Meta has already been sued by over 30 US states this year alleging harmful platform design that is addictive to children and places them at risk. 

In its 2023 thematic intelligence report into social media, research analyst company GlobalData state the growing scrutiny on social media companies to become more proactive over the safety of their users. 

“Regulators worldwide are increasingly trying to hold social media companies responsible for the content on their platforms,” reads GlobalData’s report, “exacerbating these issues are algorithms highlighting extreme and unreliable content to boost engagement.

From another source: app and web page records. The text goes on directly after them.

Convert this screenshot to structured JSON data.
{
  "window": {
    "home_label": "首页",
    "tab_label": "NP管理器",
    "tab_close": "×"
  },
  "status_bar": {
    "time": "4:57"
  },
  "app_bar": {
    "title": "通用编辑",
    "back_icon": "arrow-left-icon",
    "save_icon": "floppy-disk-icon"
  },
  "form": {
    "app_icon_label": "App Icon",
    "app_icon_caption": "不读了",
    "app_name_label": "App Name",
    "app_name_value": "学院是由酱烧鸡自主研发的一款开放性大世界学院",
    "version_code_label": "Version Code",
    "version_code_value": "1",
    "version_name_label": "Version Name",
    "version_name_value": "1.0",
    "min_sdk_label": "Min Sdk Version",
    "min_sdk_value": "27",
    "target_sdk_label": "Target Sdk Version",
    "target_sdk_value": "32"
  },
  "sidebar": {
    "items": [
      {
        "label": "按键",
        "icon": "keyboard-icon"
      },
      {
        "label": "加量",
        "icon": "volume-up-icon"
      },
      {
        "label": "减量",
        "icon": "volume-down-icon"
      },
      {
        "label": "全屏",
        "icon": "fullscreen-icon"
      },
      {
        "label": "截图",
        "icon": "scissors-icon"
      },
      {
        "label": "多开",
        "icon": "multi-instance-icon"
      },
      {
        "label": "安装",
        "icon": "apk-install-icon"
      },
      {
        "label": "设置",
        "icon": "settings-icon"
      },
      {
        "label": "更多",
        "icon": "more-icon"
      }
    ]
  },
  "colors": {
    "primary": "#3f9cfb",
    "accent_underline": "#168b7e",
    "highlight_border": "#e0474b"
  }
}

Platforms have traditionally been free from intermediary liability, but their responses to addressing harmful content have been weak.” 

Social media companies are also facing a significant downturn in the value and number of M&A deals occurring within the business. 

Whilst advancements in AI have helped boost some new investment into the industry, increased regulatory scrutiny and a growing responsibility over user health and data has signalled a decline in the industry. 

To stay profitable, social media companies will now be looking to diversify into e-commerce and gaming according to GlobalData forecasts. 

Our signals coverage is powered by GlobalData’s Thematic Engine, which tags millions of data items across six alternative datasets – patents, jobs, deals, company filings, social media mentions and news – to themes, sectors and companies. These signals enhance our predictive capabilities, helping us to identify the most disruptive threats across each of the sectors we cover and the companies best placed to succeed.